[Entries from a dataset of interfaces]
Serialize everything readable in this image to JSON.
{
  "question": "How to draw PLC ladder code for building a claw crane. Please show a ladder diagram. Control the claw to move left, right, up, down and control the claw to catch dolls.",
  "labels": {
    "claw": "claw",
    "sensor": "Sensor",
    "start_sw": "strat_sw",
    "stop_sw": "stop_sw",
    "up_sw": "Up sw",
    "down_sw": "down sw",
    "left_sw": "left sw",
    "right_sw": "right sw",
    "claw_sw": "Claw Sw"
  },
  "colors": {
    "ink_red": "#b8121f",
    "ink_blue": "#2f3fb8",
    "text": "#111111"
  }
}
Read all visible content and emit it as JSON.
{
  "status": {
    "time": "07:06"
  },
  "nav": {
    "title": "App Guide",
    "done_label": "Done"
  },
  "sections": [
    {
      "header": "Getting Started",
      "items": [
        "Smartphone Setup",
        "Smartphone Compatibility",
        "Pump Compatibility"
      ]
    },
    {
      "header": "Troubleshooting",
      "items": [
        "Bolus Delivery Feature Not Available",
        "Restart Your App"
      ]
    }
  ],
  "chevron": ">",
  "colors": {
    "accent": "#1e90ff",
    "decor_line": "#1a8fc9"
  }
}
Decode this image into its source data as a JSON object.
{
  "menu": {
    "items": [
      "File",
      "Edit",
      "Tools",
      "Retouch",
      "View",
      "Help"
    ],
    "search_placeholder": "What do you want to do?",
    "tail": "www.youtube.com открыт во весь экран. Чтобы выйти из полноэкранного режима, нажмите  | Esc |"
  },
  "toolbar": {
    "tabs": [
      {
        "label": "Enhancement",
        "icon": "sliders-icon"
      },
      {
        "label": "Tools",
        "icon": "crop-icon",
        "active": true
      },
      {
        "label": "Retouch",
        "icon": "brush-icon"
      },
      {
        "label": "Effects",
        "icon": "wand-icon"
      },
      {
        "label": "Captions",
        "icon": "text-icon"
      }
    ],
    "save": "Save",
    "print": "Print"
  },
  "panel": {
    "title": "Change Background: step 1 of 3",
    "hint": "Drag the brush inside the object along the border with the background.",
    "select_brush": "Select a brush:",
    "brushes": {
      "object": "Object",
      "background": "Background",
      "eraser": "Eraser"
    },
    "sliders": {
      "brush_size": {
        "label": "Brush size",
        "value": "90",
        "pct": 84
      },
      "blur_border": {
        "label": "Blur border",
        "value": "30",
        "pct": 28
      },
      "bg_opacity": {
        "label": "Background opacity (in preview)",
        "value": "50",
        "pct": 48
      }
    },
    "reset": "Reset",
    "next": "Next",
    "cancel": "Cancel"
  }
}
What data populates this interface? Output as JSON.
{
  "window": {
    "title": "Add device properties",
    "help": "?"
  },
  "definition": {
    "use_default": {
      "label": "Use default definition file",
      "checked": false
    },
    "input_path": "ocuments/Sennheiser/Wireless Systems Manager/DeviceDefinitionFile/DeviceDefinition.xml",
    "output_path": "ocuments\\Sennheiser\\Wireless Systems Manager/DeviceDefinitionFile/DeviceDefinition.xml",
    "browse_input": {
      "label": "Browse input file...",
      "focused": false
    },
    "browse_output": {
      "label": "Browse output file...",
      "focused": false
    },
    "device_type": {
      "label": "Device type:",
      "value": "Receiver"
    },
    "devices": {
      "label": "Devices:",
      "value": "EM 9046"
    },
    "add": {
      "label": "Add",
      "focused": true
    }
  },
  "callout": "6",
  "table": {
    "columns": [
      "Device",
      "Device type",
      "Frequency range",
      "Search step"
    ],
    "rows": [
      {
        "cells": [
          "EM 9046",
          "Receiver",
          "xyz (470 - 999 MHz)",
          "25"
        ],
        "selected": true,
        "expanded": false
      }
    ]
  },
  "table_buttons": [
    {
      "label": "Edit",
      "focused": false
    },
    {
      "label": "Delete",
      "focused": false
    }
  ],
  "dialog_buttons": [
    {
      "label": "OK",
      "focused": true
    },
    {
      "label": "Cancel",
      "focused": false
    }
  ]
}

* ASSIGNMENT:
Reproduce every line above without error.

* EXPECTED ANSWER:
Serialize everything readable in this image to JSON.
{
  "question": "How to draw PLC ladder code for building a claw crane. Please show a ladder diagram. Control the claw to move left, right, up, down and control the claw to catch dolls.",
  "labels": {
    "claw": "claw",
    "sensor": "Sensor",
    "start_sw": "strat_sw",
    "stop_sw": "stop_sw",
    "up_sw": "Up sw",
    "down_sw": "down sw",
    "left_sw": "left sw",
    "right_sw": "right sw",
    "claw_sw": "Claw Sw"
  },
  "colors": {
    "ink_red": "#b8121f",
    "ink_blue": "#2f3fb8",
    "text": "#111111"
  }
}
Read all visible content and emit it as JSON.
{
  "status": {
    "time": "07:06"
  },
  "nav": {
    "title": "App Guide",
    "done_label": "Done"
  },
  "sections": [
    {
      "header": "Getting Started",
      "items": [
        "Smartphone Setup",
        "Smartphone Compatibility",
        "Pump Compatibility"
      ]
    },
    {
      "header": "Troubleshooting",
      "items": [
        "Bolus Delivery Feature Not Available",
        "Restart Your App"
      ]
    }
  ],
  "chevron": ">",
  "colors": {
    "accent": "#1e90ff",
    "decor_line": "#1a8fc9"
  }
}
Decode this image into its source data as a JSON object.
{
  "menu": {
    "items": [
      "File",
      "Edit",
      "Tools",
      "Retouch",
      "View",
      "Help"
    ],
    "search_placeholder": "What do you want to do?",
    "tail": "www.youtube.com открыт во весь экран. Чтобы выйти из полноэкранного режима, нажмите  | Esc |"
  },
  "toolbar": {
    "tabs": [
      {
        "label": "Enhancement",
        "icon": "sliders-icon"
      },
      {
        "label": "Tools",
        "icon": "crop-icon",
        "active": true
      },
      {
        "label": "Retouch",
        "icon": "brush-icon"
      },
      {
        "label": "Effects",
        "icon": "wand-icon"
      },
      {
        "label": "Captions",
        "icon": "text-icon"
      }
    ],
    "save": "Save",
    "print": "Print"
  },
  "panel": {
    "title": "Change Background: step 1 of 3",
    "hint": "Drag the brush inside the object along the border with the background.",
    "select_brush": "Select a brush:",
    "brushes": {
      "object": "Object",
      "background": "Background",
      "eraser": "Eraser"
    },
    "sliders": {
      "brush_size": {
        "label": "Brush size",
        "value": "90",
        "pct": 84
      },
      "blur_border": {
        "label": "Blur border",
        "value": "30",
        "pct": 28
      },
      "bg_opacity": {
        "label": "Background opacity (in preview)",
        "value": "50",
        "pct": 48
      }
    },
    "reset": "Reset",
    "next": "Next",
    "cancel": "Cancel"
  }
}
What data populates this interface? Output as JSON.
{
  "window": {
    "title": "Add device properties",
    "help": "?"
  },
  "definition": {
    "use_default": {
      "label": "Use default definition file",
      "checked": false
    },
    "input_path": "ocuments/Sennheiser/Wireless Systems Manager/DeviceDefinitionFile/DeviceDefinition.xml",
    "output_path": "ocuments\\Sennheiser\\Wireless Systems Manager/DeviceDefinitionFile/DeviceDefinition.xml",
    "browse_input": {
      "label": "Browse input file...",
      "focused": false
    },
    "browse_output": {
      "label": "Browse output file...",
      "focused": false
    },
    "device_type": {
      "label": "Device type:",
      "value": "Receiver"
    },
    "devices": {
      "label": "Devices:",
      "value": "EM 9046"
    },
    "add": {
      "label": "Add",
      "focused": true
    }
  },
  "callout": "6",
  "table": {
    "columns": [
      "Device",
      "Device type",
      "Frequency range",
      "Search step"
    ],
    "rows": [
      {
        "cells": [
          "EM 9046",
          "Receiver",
          "xyz (470 - 999 MHz)",
          "25"
        ],
        "selected": true,
        "expanded": false
      }
    ]
  },
  "table_buttons": [
    {
      "label": "Edit",
      "focused": false
    },
    {
      "label": "Delete",
      "focused": false
    }
  ],
  "dialog_buttons": [
    {
      "label": "OK",
      "focused": true
    },
    {
      "label": "Cancel",
      "focused": false
    }
  ]
}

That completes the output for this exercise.